Appeal from the United States District Court for the Western District of Virginia, at Roanoke. James C. Turk, Chief District Judge. (CR-85-89; CA-89-974-R)

Gregory Kirk Bell, appellant pro se.

Karen Breeding Peters, Assistant United States Attorney, Roanoke, Va., for appellee.

W.D. Va.




Gregory Kirk Bell, a federal prisoner, brought this 28 U.S.C. § 2255 petition challenging his conviction for conspiracy to possess with intent to distribute cocaine and marijuana. He raised two claims before the district court. First, he alleged that he was denied his right to counsel of choice when his lead attorney became unavailable, leaving the attorney's associate to complete the trial. Second, he claimed that the introduction of certain evidence violated the double jeopardy clause.

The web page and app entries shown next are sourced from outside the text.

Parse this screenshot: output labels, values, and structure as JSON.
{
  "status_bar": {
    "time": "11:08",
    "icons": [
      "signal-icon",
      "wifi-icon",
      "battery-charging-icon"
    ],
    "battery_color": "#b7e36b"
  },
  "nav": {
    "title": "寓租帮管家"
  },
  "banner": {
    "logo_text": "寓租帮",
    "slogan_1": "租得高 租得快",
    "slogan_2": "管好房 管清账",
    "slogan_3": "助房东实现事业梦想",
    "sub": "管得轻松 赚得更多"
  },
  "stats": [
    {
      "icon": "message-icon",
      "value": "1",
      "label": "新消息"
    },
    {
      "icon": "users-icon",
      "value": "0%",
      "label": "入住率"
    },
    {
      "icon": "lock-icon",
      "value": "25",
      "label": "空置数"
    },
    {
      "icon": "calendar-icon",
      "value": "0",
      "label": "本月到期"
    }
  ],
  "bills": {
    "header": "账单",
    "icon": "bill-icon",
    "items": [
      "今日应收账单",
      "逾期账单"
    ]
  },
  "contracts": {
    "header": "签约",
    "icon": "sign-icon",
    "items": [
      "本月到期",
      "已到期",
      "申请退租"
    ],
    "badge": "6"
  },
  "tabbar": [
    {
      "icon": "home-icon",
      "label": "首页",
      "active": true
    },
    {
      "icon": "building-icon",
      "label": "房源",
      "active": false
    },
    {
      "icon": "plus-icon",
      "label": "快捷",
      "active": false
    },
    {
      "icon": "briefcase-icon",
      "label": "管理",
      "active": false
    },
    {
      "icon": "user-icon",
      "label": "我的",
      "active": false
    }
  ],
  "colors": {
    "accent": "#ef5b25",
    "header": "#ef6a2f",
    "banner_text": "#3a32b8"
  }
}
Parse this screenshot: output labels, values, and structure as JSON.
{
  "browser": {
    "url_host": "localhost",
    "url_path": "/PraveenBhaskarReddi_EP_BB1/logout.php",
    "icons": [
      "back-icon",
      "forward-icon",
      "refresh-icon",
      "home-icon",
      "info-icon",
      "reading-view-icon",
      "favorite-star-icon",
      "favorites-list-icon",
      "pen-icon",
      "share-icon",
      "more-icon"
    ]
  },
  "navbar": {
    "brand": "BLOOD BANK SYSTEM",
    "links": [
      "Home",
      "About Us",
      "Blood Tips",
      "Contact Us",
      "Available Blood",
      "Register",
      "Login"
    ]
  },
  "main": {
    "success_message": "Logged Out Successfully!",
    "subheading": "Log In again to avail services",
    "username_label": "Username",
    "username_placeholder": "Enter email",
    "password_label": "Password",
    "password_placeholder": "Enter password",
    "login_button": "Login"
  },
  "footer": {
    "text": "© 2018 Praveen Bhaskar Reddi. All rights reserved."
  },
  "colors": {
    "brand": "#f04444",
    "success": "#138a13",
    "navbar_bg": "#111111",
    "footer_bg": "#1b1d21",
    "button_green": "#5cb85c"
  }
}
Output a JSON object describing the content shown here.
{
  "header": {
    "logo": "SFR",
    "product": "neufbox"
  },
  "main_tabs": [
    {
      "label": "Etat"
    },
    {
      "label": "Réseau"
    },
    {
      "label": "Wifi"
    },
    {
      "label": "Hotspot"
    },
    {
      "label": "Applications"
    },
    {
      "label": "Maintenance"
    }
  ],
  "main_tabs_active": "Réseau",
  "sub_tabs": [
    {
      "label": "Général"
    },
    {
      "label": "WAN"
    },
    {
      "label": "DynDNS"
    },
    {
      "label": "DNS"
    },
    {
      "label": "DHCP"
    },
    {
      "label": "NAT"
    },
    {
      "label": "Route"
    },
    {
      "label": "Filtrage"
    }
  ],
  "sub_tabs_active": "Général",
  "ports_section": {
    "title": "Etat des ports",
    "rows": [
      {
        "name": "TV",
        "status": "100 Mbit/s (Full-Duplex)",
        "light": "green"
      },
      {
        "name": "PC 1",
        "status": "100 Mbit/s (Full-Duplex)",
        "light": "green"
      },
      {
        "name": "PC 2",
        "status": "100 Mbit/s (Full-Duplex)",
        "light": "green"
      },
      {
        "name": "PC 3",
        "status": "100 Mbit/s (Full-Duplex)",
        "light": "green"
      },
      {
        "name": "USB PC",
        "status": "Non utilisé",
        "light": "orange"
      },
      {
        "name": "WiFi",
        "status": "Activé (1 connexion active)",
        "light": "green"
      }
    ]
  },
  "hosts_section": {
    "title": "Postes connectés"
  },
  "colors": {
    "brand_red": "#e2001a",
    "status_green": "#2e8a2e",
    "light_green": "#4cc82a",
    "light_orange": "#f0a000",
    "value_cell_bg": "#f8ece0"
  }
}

Bell raised these same claims on the direct appeal of his conviction, and this Court found them to be without merit. United States v. Ryan, No. 86-5055 (4th Cir. Oct. 1, 1987) (unpublished), cert. denied, 487 U.S. 1218 (1988). Because Bell has had a full and fair opportunity to litigate these claims on direct appeal, and because there has been no intervening change in the law, he cannot raise them on collateral attack. Boeckenhaupt v. United States, 537 F.2d 1182 (4th Cir.), cert. denied, 429 U.S. 863 (1976). Therefore, we affirm the district court's denial of the petition. We dispense with oral argument because the facts and legal contentions are adequately presented in the materials before the Court and argument would not significantly aid the decisional process.